Breakthrough gene therapy for sickle cell disease brings new hope
Current treatments include transplanting patients with donor HSC, which is a potential cure for SCD, but due to the serious risks of rejection, only a small number of patients have undergone this procedure and it is usually restricted to children with severe symptoms.
“This treatment could essentially eliminate the sickle cell of people who have had transplants,” said Dr. Kohn. “There are 90,000 in U.S. with sickle cell disease, and only about 500 have had transplants. However, many whose transplants were successful had improvement in their health.”
The study was supported in part by a Disease Team I Award from the California Institute for Regenerative Medicine, the state’s stem cell research agency created by voter initiative in 2004. Other support came from the UCLA Broad Stem Cell Research Center and Jonsson Comprehensive Cancer Center and the Ruth L. Kirschstein National Research Service Award.

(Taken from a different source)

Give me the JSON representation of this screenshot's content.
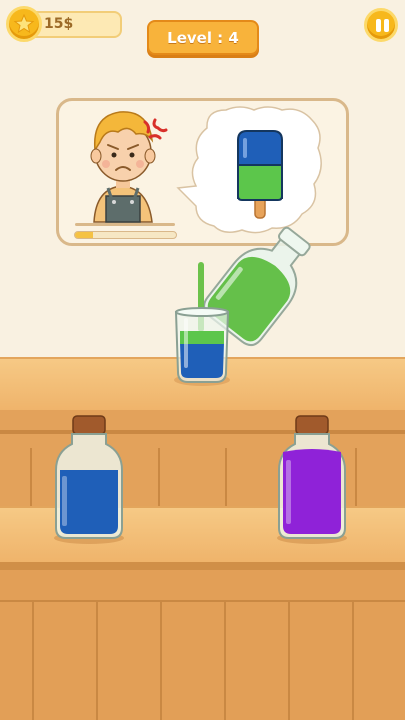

The stem cell center was launched in 2005 with a UCLA commitment of $20 million over five years. The success of this technique will allow Dr. Kohn to begin clinical trials in patients with SCD by early next year.
“The next step will be to do a small-scale clinical trial in which we would transplant patients with sickle cell with their own bone marrow we have modified in this way,” said Dr. Kohn. “We hope to open up a trial a year from now. We first have to get approval from FDA, but that’s the goal.”
To learn more, visit thttp://www.stemcell.ucla.edu.